**Information shown**
☆ ☆ ☆ ☆ ☆

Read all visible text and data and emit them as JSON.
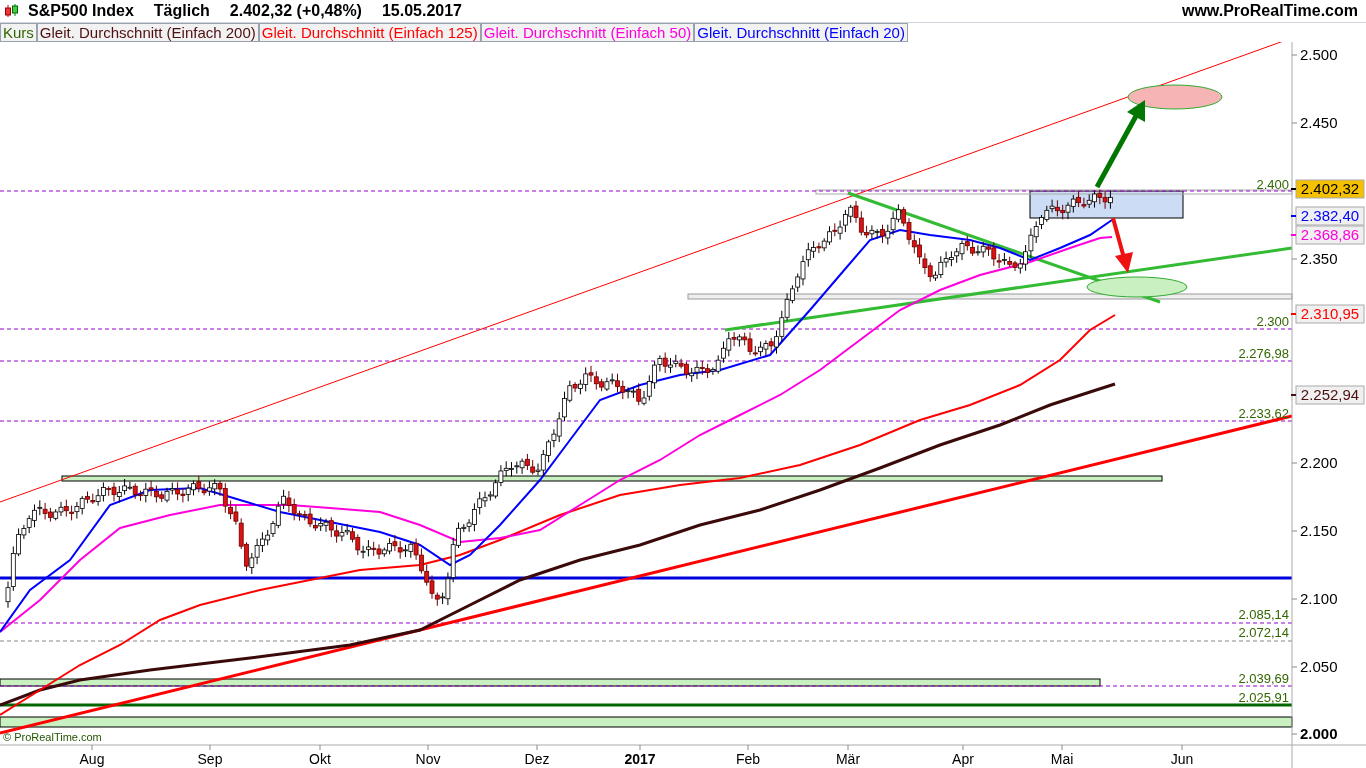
{
  "header": {
    "title": "S&P500 Index",
    "period": "Täglich",
    "price": "2.402,32 (+0,48%)",
    "date": "15.05.2017",
    "site": "www.ProRealTime.com"
  },
  "legend": [
    {
      "label": "Kurs",
      "color": "#336600"
    },
    {
      "label": "Gleit. Durchschnitt (Einfach 200)",
      "color": "#4d1010"
    },
    {
      "label": "Gleit. Durchschnitt (Einfach 125)",
      "color": "#ff0000"
    },
    {
      "label": "Gleit. Durchschnitt (Einfach 50)",
      "color": "#ff00dd"
    },
    {
      "label": "Gleit. Durchschnitt (Einfach 20)",
      "color": "#0000ff"
    }
  ],
  "y_axis": {
    "ticks": [
      {
        "label": "2.500",
        "bold": false
      },
      {
        "label": "2.450",
        "bold": false
      },
      {
        "label": "2.350",
        "bold": false
      },
      {
        "label": "2.200",
        "bold": false
      },
      {
        "label": "2.150",
        "bold": false
      },
      {
        "label": "2.100",
        "bold": false
      },
      {
        "label": "2.050",
        "bold": false
      },
      {
        "label": "2.000",
        "bold": true
      }
    ]
  },
  "x_axis": {
    "ticks": [
      {
        "label": "Aug",
        "bold": false
      },
      {
        "label": "Sep",
        "bold": false
      },
      {
        "label": "Okt",
        "bold": false
      },
      {
        "label": "Nov",
        "bold": false
      },
      {
        "label": "Dez",
        "bold": false
      },
      {
        "label": "2017",
        "bold": true
      },
      {
        "label": "Feb",
        "bold": false
      },
      {
        "label": "Mär",
        "bold": false
      },
      {
        "label": "Apr",
        "bold": false
      },
      {
        "label": "Mai",
        "bold": false
      },
      {
        "label": "Jun",
        "bold": false
      }
    ]
  },
  "price_markers": [
    {
      "label": "2.402,32",
      "color": "#000000",
      "highlighted": true
    },
    {
      "label": "2.382,40",
      "color": "#0000ff",
      "highlighted": false
    },
    {
      "label": "2.368,86",
      "color": "#ff00dd",
      "highlighted": false
    },
    {
      "label": "2.310,95",
      "color": "#ff0000",
      "highlighted": false
    },
    {
      "label": "2.252,94",
      "color": "#4d1010",
      "highlighted": false
    }
  ],
  "level_labels": [
    "2.400",
    "2.300",
    "2.276,98",
    "2.233,62",
    "2.085,14",
    "2.072,14",
    "2.039,69",
    "2.025,91"
  ],
  "copyright": "© ProRealTime.com"
}
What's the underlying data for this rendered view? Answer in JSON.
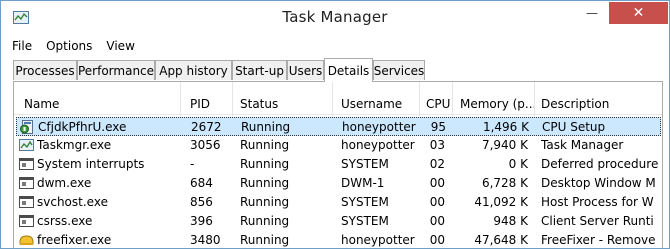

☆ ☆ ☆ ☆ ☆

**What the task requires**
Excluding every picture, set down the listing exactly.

**Task response**
Read all visible text and data and emit them as JSON.
{
  "header": {
    "title": "S&P500 Index",
    "period": "Täglich",
    "price": "2.402,32 (+0,48%)",
    "date": "15.05.2017",
    "site": "www.ProRealTime.com"
  },
  "legend": [
    {
      "label": "Kurs",
      "color": "#336600"
    },
    {
      "label": "Gleit. Durchschnitt (Einfach 200)",
      "color": "#4d1010"
    },
    {
      "label": "Gleit. Durchschnitt (Einfach 125)",
      "color": "#ff0000"
    },
    {
      "label": "Gleit. Durchschnitt (Einfach 50)",
      "color": "#ff00dd"
    },
    {
      "label": "Gleit. Durchschnitt (Einfach 20)",
      "color": "#0000ff"
    }
  ],
  "y_axis": {
    "ticks": [
      {
        "label": "2.500",
        "bold": false
      },
      {
        "label": "2.450",
        "bold": false
      },
      {
        "label": "2.350",
        "bold": false
      },
      {
        "label": "2.200",
        "bold": false
      },
      {
        "label": "2.150",
        "bold": false
      },
      {
        "label": "2.100",
        "bold": false
      },
      {
        "label": "2.050",
        "bold": false
      },
      {
        "label": "2.000",
        "bold": true
      }
    ]
  },
  "x_axis": {
    "ticks": [
      {
        "label": "Aug",
        "bold": false
      },
      {
        "label": "Sep",
        "bold": false
      },
      {
        "label": "Okt",
        "bold": false
      },
      {
        "label": "Nov",
        "bold": false
      },
      {
        "label": "Dez",
        "bold": false
      },
      {
        "label": "2017",
        "bold": true
      },
      {
        "label": "Feb",
        "bold": false
      },
      {
        "label": "Mär",
        "bold": false
      },
      {
        "label": "Apr",
        "bold": false
      },
      {
        "label": "Mai",
        "bold": false
      },
      {
        "label": "Jun",
        "bold": false
      }
    ]
  },
  "price_markers": [
    {
      "label": "2.402,32",
      "color": "#000000",
      "highlighted": true
    },
    {
      "label": "2.382,40",
      "color": "#0000ff",
      "highlighted": false
    },
    {
      "label": "2.368,86",
      "color": "#ff00dd",
      "highlighted": false
    },
    {
      "label": "2.310,95",
      "color": "#ff0000",
      "highlighted": false
    },
    {
      "label": "2.252,94",
      "color": "#4d1010",
      "highlighted": false
    }
  ],
  "level_labels": [
    "2.400",
    "2.300",
    "2.276,98",
    "2.233,62",
    "2.085,14",
    "2.072,14",
    "2.039,69",
    "2.025,91"
  ],
  "copyright": "© ProRealTime.com"
}
What's the underlying data for this rendered view? Answer in JSON.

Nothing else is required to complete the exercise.